▸ **TASK**: Reproduce the entries that follow verbatim, down to the final line.

[Opening THE DATA section]

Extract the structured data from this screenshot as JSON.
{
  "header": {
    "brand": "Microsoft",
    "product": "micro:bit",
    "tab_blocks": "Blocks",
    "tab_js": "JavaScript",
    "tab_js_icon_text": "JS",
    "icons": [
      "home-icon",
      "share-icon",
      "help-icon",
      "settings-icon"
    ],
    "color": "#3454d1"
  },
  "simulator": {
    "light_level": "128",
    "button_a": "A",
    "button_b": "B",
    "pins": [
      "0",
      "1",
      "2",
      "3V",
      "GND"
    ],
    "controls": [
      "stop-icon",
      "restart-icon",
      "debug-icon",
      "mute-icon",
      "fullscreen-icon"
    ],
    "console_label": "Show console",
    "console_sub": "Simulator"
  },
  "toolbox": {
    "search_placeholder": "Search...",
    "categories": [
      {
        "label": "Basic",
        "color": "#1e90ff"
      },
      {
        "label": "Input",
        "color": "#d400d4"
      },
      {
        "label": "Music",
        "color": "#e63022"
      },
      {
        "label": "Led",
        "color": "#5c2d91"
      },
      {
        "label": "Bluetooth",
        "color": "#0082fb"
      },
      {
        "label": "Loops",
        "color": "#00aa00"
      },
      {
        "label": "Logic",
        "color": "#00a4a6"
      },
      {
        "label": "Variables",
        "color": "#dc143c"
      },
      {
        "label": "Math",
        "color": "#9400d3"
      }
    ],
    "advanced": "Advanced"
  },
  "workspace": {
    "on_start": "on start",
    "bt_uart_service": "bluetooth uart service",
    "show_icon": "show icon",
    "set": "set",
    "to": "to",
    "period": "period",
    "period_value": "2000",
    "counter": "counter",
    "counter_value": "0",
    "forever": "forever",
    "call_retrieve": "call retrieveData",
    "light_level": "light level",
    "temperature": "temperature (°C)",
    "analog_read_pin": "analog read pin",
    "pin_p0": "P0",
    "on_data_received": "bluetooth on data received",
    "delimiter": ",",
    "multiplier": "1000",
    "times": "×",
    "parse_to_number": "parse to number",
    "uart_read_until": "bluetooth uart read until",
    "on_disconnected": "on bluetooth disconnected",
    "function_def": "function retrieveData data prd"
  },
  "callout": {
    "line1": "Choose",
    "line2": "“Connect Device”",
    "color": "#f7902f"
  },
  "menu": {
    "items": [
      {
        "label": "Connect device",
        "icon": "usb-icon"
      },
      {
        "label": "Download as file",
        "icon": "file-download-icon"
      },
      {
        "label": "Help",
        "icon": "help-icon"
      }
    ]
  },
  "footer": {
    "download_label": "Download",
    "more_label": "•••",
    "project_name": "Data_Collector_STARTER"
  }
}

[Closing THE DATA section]

▸ **RESPONSE**:
Extract the structured data from this screenshot as JSON.
{
  "header": {
    "brand": "Microsoft",
    "product": "micro:bit",
    "tab_blocks": "Blocks",
    "tab_js": "JavaScript",
    "tab_js_icon_text": "JS",
    "icons": [
      "home-icon",
      "share-icon",
      "help-icon",
      "settings-icon"
    ],
    "color": "#3454d1"
  },
  "simulator": {
    "light_level": "128",
    "button_a": "A",
    "button_b": "B",
    "pins": [
      "0",
      "1",
      "2",
      "3V",
      "GND"
    ],
    "controls": [
      "stop-icon",
      "restart-icon",
      "debug-icon",
      "mute-icon",
      "fullscreen-icon"
    ],
    "console_label": "Show console",
    "console_sub": "Simulator"
  },
  "toolbox": {
    "search_placeholder": "Search...",
    "categories": [
      {
        "label": "Basic",
        "color": "#1e90ff"
      },
      {
        "label": "Input",
        "color": "#d400d4"
      },
      {
        "label": "Music",
        "color": "#e63022"
      },
      {
        "label": "Led",
        "color": "#5c2d91"
      },
      {
        "label": "Bluetooth",
        "color": "#0082fb"
      },
      {
        "label": "Loops",
        "color": "#00aa00"
      },
      {
        "label": "Logic",
        "color": "#00a4a6"
      },
      {
        "label": "Variables",
        "color": "#dc143c"
      },
      {
        "label": "Math",
        "color": "#9400d3"
      }
    ],
    "advanced": "Advanced"
  },
  "workspace": {
    "on_start": "on start",
    "bt_uart_service": "bluetooth uart service",
    "show_icon": "show icon",
    "set": "set",
    "to": "to",
    "period": "period",
    "period_value": "2000",
    "counter": "counter",
    "counter_value": "0",
    "forever": "forever",
    "call_retrieve": "call retrieveData",
    "light_level": "light level",
    "temperature": "temperature (°C)",
    "analog_read_pin": "analog read pin",
    "pin_p0": "P0",
    "on_data_received": "bluetooth on data received",
    "delimiter": ",",
    "multiplier": "1000",
    "times": "×",
    "parse_to_number": "parse to number",
    "uart_read_until": "bluetooth uart read until",
    "on_disconnected": "on bluetooth disconnected",
    "function_def": "function retrieveData data prd"
  },
  "callout": {
    "line1": "Choose",
    "line2": "“Connect Device”",
    "color": "#f7902f"
  },
  "menu": {
    "items": [
      {
        "label": "Connect device",
        "icon": "usb-icon"
      },
      {
        "label": "Download as file",
        "icon": "file-download-icon"
      },
      {
        "label": "Help",
        "icon": "help-icon"
      }
    ]
  },
  "footer": {
    "download_label": "Download",
    "more_label": "•••",
    "project_name": "Data_Collector_STARTER"
  }
}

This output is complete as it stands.